• **TASK TO COMPLETE**: Copy out every line of the records where the string "dowell" occurs.
►
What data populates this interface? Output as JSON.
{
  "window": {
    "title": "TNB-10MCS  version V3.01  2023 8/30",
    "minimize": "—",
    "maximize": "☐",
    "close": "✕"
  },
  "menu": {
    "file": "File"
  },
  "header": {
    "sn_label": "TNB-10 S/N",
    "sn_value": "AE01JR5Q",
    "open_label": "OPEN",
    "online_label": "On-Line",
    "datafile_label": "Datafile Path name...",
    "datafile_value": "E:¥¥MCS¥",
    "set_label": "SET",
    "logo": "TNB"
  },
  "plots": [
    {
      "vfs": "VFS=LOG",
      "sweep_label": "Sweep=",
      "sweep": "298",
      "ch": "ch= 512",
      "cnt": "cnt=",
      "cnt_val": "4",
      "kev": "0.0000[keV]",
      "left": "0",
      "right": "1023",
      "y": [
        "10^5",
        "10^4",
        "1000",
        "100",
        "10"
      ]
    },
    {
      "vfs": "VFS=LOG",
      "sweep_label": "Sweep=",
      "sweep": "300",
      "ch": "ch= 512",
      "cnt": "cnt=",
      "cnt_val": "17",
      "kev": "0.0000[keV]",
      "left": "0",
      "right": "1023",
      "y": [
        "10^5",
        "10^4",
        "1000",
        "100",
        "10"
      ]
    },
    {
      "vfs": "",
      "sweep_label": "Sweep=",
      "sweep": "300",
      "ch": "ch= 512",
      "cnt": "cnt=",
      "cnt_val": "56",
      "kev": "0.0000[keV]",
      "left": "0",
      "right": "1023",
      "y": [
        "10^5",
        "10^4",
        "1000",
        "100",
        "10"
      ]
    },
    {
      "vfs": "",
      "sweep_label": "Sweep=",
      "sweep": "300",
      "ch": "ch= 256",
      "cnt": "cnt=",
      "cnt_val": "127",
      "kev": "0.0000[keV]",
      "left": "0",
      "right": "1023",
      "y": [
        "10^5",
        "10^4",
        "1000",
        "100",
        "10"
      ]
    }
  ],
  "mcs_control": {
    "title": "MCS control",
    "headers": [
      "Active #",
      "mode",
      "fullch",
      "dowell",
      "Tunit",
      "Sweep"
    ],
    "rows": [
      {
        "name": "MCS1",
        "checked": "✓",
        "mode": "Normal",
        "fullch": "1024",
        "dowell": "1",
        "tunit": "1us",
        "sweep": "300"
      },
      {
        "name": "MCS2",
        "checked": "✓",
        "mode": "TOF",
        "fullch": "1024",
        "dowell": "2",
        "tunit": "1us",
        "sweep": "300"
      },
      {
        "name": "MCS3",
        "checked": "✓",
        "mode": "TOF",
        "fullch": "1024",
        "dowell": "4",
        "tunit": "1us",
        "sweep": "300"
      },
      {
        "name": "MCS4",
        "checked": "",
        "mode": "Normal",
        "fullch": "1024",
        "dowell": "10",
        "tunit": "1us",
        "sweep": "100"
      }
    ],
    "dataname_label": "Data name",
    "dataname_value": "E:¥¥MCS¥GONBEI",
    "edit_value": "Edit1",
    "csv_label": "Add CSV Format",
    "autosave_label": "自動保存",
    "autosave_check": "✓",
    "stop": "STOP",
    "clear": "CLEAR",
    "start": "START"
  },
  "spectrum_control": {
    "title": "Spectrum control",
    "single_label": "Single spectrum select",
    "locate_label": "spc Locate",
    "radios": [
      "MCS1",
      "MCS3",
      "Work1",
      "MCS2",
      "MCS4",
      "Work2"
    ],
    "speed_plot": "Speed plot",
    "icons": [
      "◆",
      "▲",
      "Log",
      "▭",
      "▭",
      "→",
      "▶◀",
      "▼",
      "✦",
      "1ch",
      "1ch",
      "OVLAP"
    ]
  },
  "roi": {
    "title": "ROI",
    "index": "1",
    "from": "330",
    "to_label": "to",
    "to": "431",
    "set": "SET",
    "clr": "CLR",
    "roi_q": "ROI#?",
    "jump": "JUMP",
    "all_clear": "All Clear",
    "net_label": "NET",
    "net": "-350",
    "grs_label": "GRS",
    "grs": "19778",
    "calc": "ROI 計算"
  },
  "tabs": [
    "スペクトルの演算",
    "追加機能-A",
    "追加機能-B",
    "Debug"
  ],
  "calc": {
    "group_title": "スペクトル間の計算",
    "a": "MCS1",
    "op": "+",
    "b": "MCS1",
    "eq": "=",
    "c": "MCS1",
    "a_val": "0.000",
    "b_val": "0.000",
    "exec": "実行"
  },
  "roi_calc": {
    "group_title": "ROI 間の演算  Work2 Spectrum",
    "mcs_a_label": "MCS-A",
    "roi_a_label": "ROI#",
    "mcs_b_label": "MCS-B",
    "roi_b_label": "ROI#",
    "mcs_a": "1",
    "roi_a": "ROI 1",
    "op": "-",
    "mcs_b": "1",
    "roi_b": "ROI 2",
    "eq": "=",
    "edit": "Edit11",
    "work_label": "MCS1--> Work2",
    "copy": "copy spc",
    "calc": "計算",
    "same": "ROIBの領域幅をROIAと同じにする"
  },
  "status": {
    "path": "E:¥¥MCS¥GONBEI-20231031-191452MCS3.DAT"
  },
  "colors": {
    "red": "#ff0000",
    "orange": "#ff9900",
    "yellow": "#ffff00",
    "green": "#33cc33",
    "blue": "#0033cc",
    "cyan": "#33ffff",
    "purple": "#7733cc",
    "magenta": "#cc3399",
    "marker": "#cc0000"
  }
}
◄
• **TASK OUTPUT**:
      "dowell",
        "dowell": "1",
        "dowell": "2",
        "dowell": "4",
        "dowell": "10",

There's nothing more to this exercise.